Thanks to Adv Bilal Bodhania of Duma Nokwe Group of Advocates and Mr Mmeli Motsepe (Snr Attorney at Legal Aid South Africa) for sharing their extensive knowledge and experience with us.
Probono.Org organized a Family Law workshop for the community of Tembisa at Rabasotho Hall. This would not have been possible without the assistance of our volunteer attorneys from Fasken Martineau, who did presentations on the Domestic Violence Act, Children’s Act and the Maintenance Act.
Probono.Org with the assistance of our volunteer attorneys from Norton Rose Fulbright SA conducted and facilitated a wills presentation and drafting workshop for the community of Ivory Park, Midrand, at the Thuthukani Care Centre on 21 April.
This workshop explained what a will is and the requirements for executing a valid will. It also touched on other areas of law that are interwoven with the topic. For instance:
The implications of dying without a will if –
- One is in an unregistered customary marriage;
- One is in a cohabitation relationship;
- One is n a universal partnership;
- One has children out of wedlock; and
- One has raised children as their own without legally adopting them.

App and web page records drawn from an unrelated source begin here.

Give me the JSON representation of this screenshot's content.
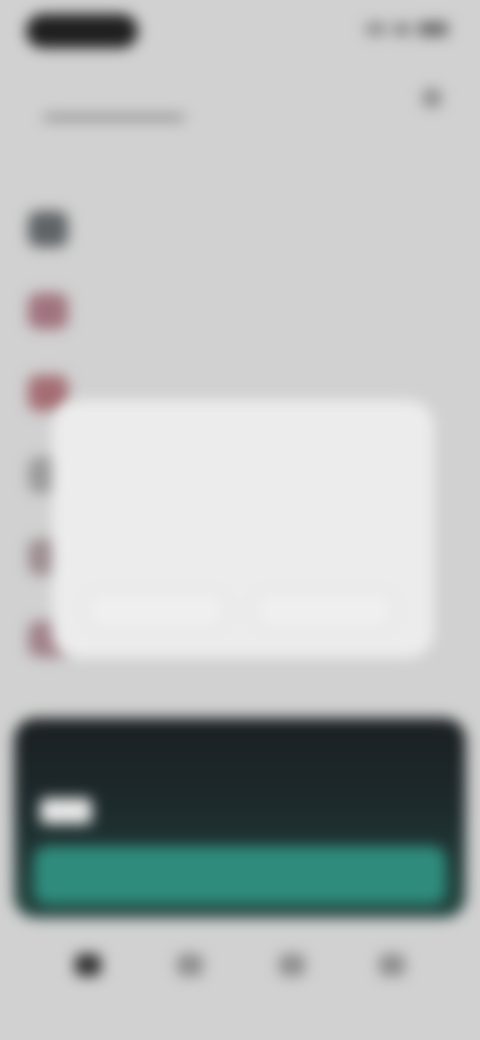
{
  "status_bar": {
    "time": "",
    "icons": [
      "signal-icon",
      "wifi-icon",
      "battery-icon"
    ]
  },
  "tabs": [
    {
      "label": "",
      "active": true
    },
    {
      "label": "",
      "active": false
    }
  ],
  "section_heading": "",
  "list_items": [
    {
      "title": "",
      "subtitle": "",
      "avatar_color": "#5f6366"
    },
    {
      "title": "",
      "subtitle": "",
      "avatar_color": "#a0737e"
    },
    {
      "title": "",
      "subtitle": "",
      "avatar_color": "#a46d73"
    },
    {
      "title": "",
      "subtitle": "",
      "avatar_color": "#9a9a9a"
    },
    {
      "title": "",
      "subtitle": "",
      "avatar_color": "#9c8d90"
    },
    {
      "title": "",
      "subtitle": "",
      "avatar_color": "#a0828a"
    }
  ],
  "promo": {
    "badge": "",
    "text": "",
    "button_label": "",
    "colors": {
      "button": "#2f8c7d",
      "card_top": "#1b1f22",
      "card_bottom": "#23463f"
    }
  },
  "bottom_nav": [
    {
      "label": "",
      "icon": "home-icon",
      "active": true
    },
    {
      "label": "",
      "icon": "explore-icon",
      "active": false
    },
    {
      "label": "",
      "icon": "library-icon",
      "active": false
    },
    {
      "label": "",
      "icon": "profile-icon",
      "active": false
    }
  ],
  "dialog": {
    "title": "",
    "body": "",
    "secondary_label": "",
    "primary_label": ""
  }
}
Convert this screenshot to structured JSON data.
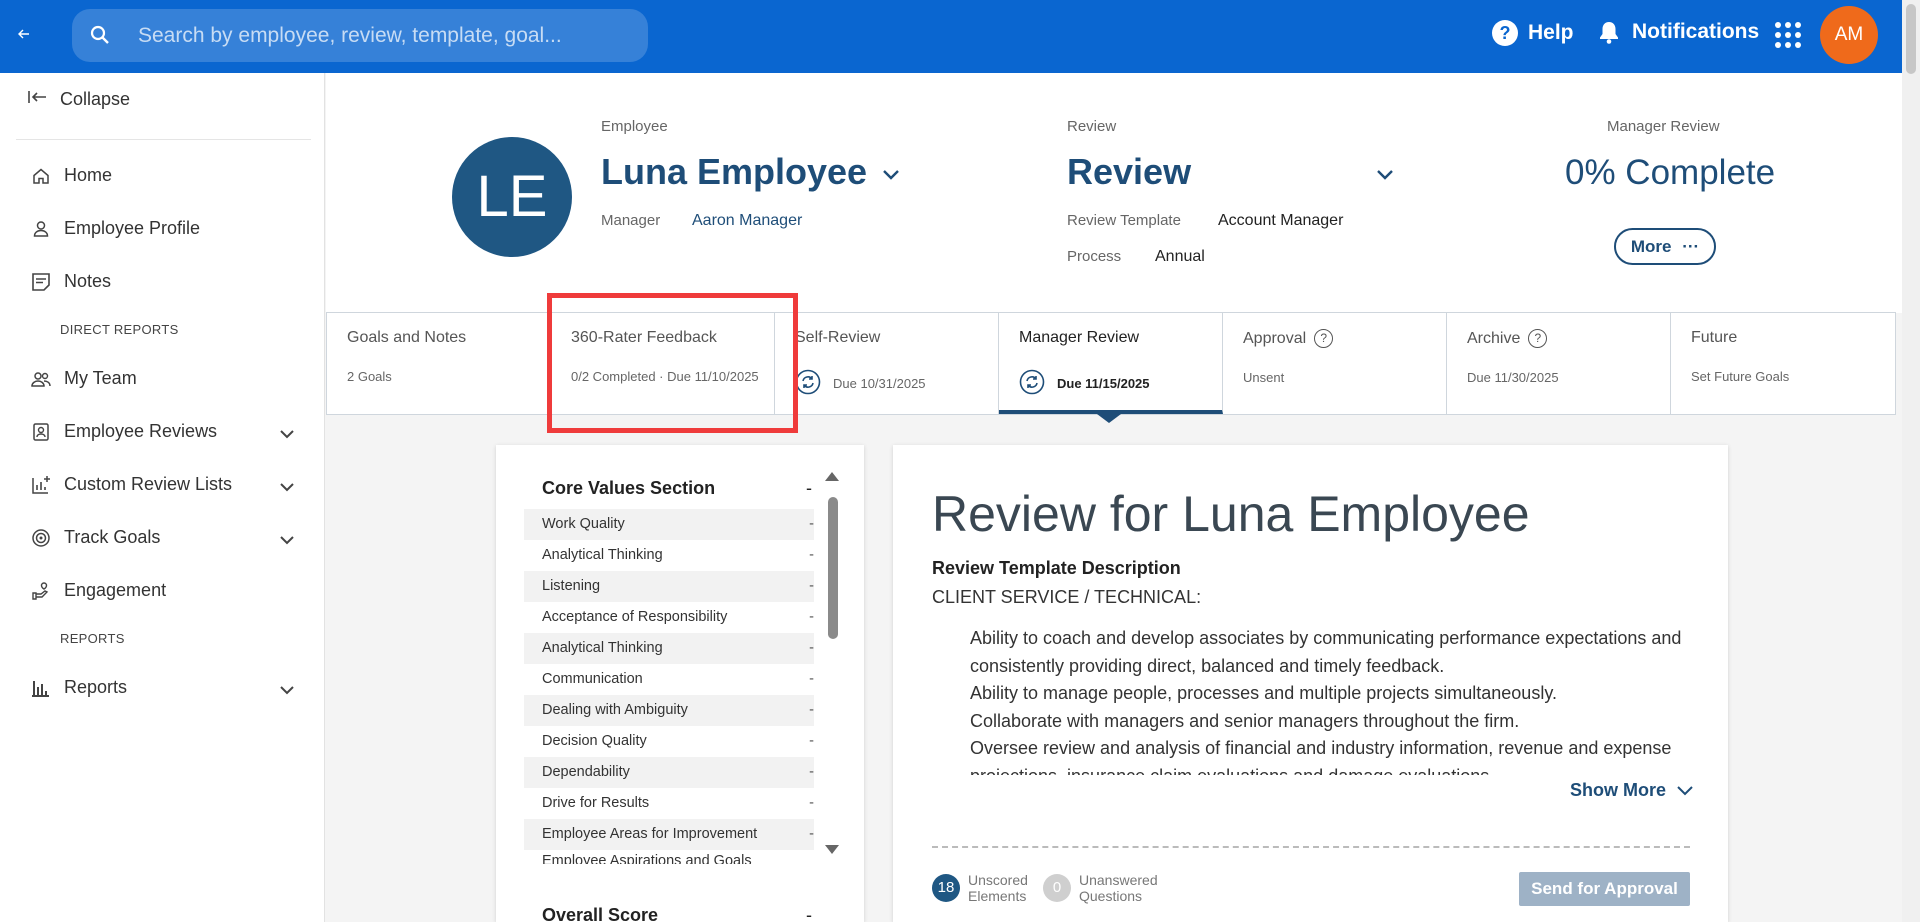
{
  "topbar": {
    "search_placeholder": "Search by employee, review, template, goal...",
    "help_label": "Help",
    "notifications_label": "Notifications",
    "user_initials": "AM",
    "brand_color": "#0a66d0",
    "avatar_color": "#ef6a1b"
  },
  "sidebar": {
    "collapse_label": "Collapse",
    "items": {
      "home": "Home",
      "employee_profile": "Employee Profile",
      "notes": "Notes",
      "direct_reports_header": "DIRECT REPORTS",
      "my_team": "My Team",
      "employee_reviews": "Employee Reviews",
      "custom_review_lists": "Custom Review Lists",
      "track_goals": "Track Goals",
      "engagement": "Engagement",
      "reports_header": "REPORTS",
      "reports": "Reports"
    }
  },
  "header": {
    "employee_label": "Employee",
    "employee_initials": "LE",
    "employee_name": "Luna Employee",
    "manager_label": "Manager",
    "manager_name": "Aaron Manager",
    "review_label": "Review",
    "review_name": "Review",
    "review_template_label": "Review Template",
    "review_template_value": "Account Manager",
    "process_label": "Process",
    "process_value": "Annual",
    "manager_review_label": "Manager Review",
    "percent_complete": "0% Complete",
    "more_button": "More"
  },
  "tabs": [
    {
      "title": "Goals and Notes",
      "subtitle": "2 Goals"
    },
    {
      "title": "360-Rater Feedback",
      "subtitle": "0/2 Completed · Due 11/10/2025"
    },
    {
      "title": "Self-Review",
      "subtitle": "Due 10/31/2025"
    },
    {
      "title": "Manager Review",
      "subtitle": "Due 11/15/2025"
    },
    {
      "title": "Approval",
      "subtitle": "Unsent"
    },
    {
      "title": "Archive",
      "subtitle": "Due 11/30/2025"
    },
    {
      "title": "Future",
      "subtitle": "Set Future Goals"
    }
  ],
  "outline": {
    "section_title": "Core Values Section",
    "section_dash": "-",
    "items": [
      "Work Quality",
      "Analytical Thinking",
      "Listening",
      "Acceptance of Responsibility",
      "Analytical Thinking",
      "Communication",
      "Dealing with Ambiguity",
      "Decision Quality",
      "Dependability",
      "Drive for Results",
      "Employee Areas for Improvement",
      "Employee Aspirations and Goals"
    ],
    "item_dash": "-",
    "overall_title": "Overall Score",
    "overall_dash": "-"
  },
  "review_card": {
    "title": "Review for Luna Employee",
    "desc_title": "Review Template Description",
    "desc_subtitle": "CLIENT SERVICE / TECHNICAL:",
    "bullets": [
      "Ability to coach and develop associates by communicating performance expectations and consistently providing direct, balanced and timely feedback.",
      "Ability to manage people, processes and multiple projects simultaneously.",
      "Collaborate with managers and senior managers throughout the firm.",
      "Oversee review and analysis of financial and industry information, revenue and expense projections, insurance claim evaluations and damage evaluations."
    ],
    "show_more": "Show More",
    "unscored_count": "18",
    "unscored_label_1": "Unscored",
    "unscored_label_2": "Elements",
    "unanswered_count": "0",
    "unanswered_label_1": "Unanswered",
    "unanswered_label_2": "Questions",
    "send_button": "Send for Approval"
  }
}
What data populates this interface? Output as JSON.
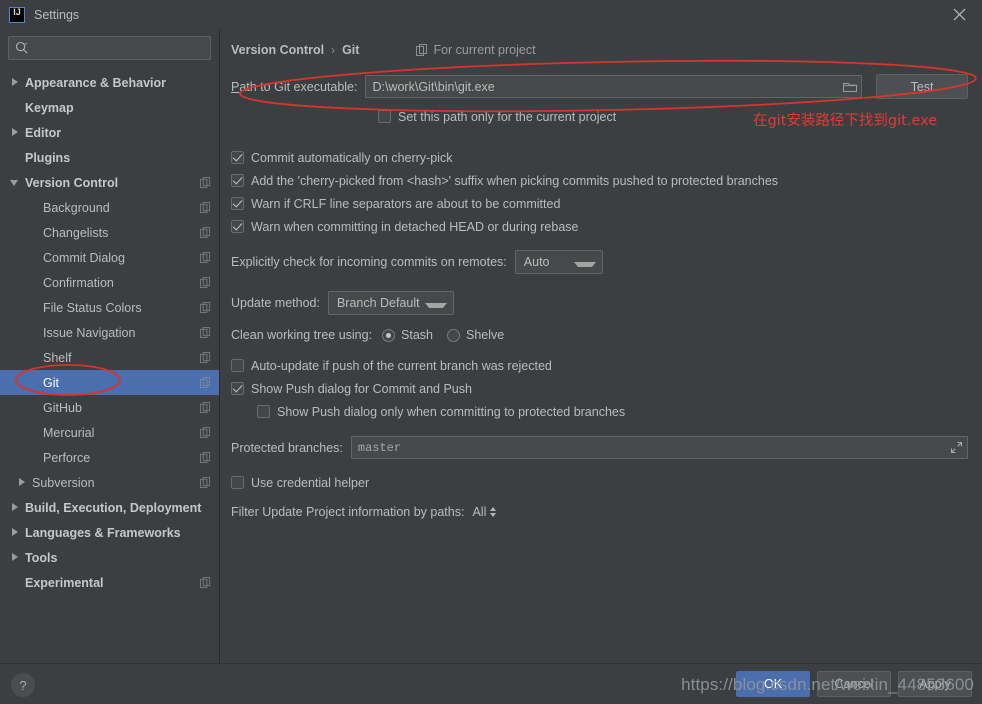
{
  "window": {
    "title": "Settings",
    "app_icon": "intellij-idea-icon",
    "close_icon": "close-icon"
  },
  "sidebar": {
    "search": {
      "placeholder": "",
      "value": "",
      "icon": "search-icon"
    },
    "items": [
      {
        "label": "Appearance & Behavior",
        "level": 0,
        "arrow": "collapsed",
        "bold": true,
        "copy": false,
        "selected": false
      },
      {
        "label": "Keymap",
        "level": 0,
        "arrow": "none",
        "bold": true,
        "copy": false,
        "selected": false
      },
      {
        "label": "Editor",
        "level": 0,
        "arrow": "collapsed",
        "bold": true,
        "copy": false,
        "selected": false
      },
      {
        "label": "Plugins",
        "level": 0,
        "arrow": "none",
        "bold": true,
        "copy": false,
        "selected": false
      },
      {
        "label": "Version Control",
        "level": 0,
        "arrow": "expanded",
        "bold": true,
        "copy": true,
        "selected": false
      },
      {
        "label": "Background",
        "level": 1,
        "arrow": "none",
        "bold": false,
        "copy": true,
        "selected": false
      },
      {
        "label": "Changelists",
        "level": 1,
        "arrow": "none",
        "bold": false,
        "copy": true,
        "selected": false
      },
      {
        "label": "Commit Dialog",
        "level": 1,
        "arrow": "none",
        "bold": false,
        "copy": true,
        "selected": false
      },
      {
        "label": "Confirmation",
        "level": 1,
        "arrow": "none",
        "bold": false,
        "copy": true,
        "selected": false
      },
      {
        "label": "File Status Colors",
        "level": 1,
        "arrow": "none",
        "bold": false,
        "copy": true,
        "selected": false
      },
      {
        "label": "Issue Navigation",
        "level": 1,
        "arrow": "none",
        "bold": false,
        "copy": true,
        "selected": false
      },
      {
        "label": "Shelf",
        "level": 1,
        "arrow": "none",
        "bold": false,
        "copy": true,
        "selected": false
      },
      {
        "label": "Git",
        "level": 1,
        "arrow": "none",
        "bold": false,
        "copy": true,
        "selected": true
      },
      {
        "label": "GitHub",
        "level": 1,
        "arrow": "none",
        "bold": false,
        "copy": true,
        "selected": false
      },
      {
        "label": "Mercurial",
        "level": 1,
        "arrow": "none",
        "bold": false,
        "copy": true,
        "selected": false
      },
      {
        "label": "Perforce",
        "level": 1,
        "arrow": "none",
        "bold": false,
        "copy": true,
        "selected": false
      },
      {
        "label": "Subversion",
        "level": 1,
        "arrow": "collapsed",
        "bold": false,
        "copy": true,
        "selected": false
      },
      {
        "label": "Build, Execution, Deployment",
        "level": 0,
        "arrow": "collapsed",
        "bold": true,
        "copy": false,
        "selected": false
      },
      {
        "label": "Languages & Frameworks",
        "level": 0,
        "arrow": "collapsed",
        "bold": true,
        "copy": false,
        "selected": false
      },
      {
        "label": "Tools",
        "level": 0,
        "arrow": "collapsed",
        "bold": true,
        "copy": false,
        "selected": false
      },
      {
        "label": "Experimental",
        "level": 0,
        "arrow": "none",
        "bold": true,
        "copy": true,
        "selected": false
      }
    ]
  },
  "main": {
    "breadcrumb": {
      "parent": "Version Control",
      "separator": "›",
      "current": "Git"
    },
    "for_current_project": {
      "label": "For current project",
      "icon": "copy-settings-icon"
    },
    "path": {
      "label": "Path to Git executable:",
      "value": "D:\\work\\Git\\bin\\git.exe",
      "browse_icon": "folder-icon",
      "test_button": "Test"
    },
    "set_path_only": {
      "label": "Set this path only for the current project",
      "checked": false
    },
    "checkboxes": [
      {
        "label": "Commit automatically on cherry-pick",
        "checked": true
      },
      {
        "label": "Add the 'cherry-picked from <hash>' suffix when picking commits pushed to protected branches",
        "checked": true
      },
      {
        "label": "Warn if CRLF line separators are about to be committed",
        "checked": true
      },
      {
        "label": "Warn when committing in detached HEAD or during rebase",
        "checked": true
      }
    ],
    "incoming": {
      "label": "Explicitly check for incoming commits on remotes:",
      "value": "Auto"
    },
    "update_method": {
      "label": "Update method:",
      "value": "Branch Default"
    },
    "clean_tree": {
      "label": "Clean working tree using:",
      "options": [
        {
          "label": "Stash",
          "selected": true
        },
        {
          "label": "Shelve",
          "selected": false
        }
      ]
    },
    "push_options": [
      {
        "label": "Auto-update if push of the current branch was rejected",
        "checked": false,
        "indent": false
      },
      {
        "label": "Show Push dialog for Commit and Push",
        "checked": true,
        "indent": false
      },
      {
        "label": "Show Push dialog only when committing to protected branches",
        "checked": false,
        "indent": true
      }
    ],
    "protected_branches": {
      "label": "Protected branches:",
      "value": "master",
      "expand_icon": "expand-icon"
    },
    "credential_helper": {
      "label": "Use credential helper",
      "checked": false
    },
    "filter_paths": {
      "label": "Filter Update Project information by paths:",
      "value": "All"
    }
  },
  "footer": {
    "help_icon": "question-mark-icon",
    "buttons": [
      {
        "label": "OK",
        "primary": true
      },
      {
        "label": "Cancel",
        "primary": false
      },
      {
        "label": "Apply",
        "primary": false
      }
    ],
    "watermark": "https://blog.csdn.net/weixin_44853600"
  },
  "annotations": {
    "note_text": "在git安装路径下找到git.exe",
    "color": "#e03b33"
  }
}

The workshop also discussed disputes that often arise between family members in appointing an executor when the deceased has died intestate and the negative effect of this on the winding up of the estate.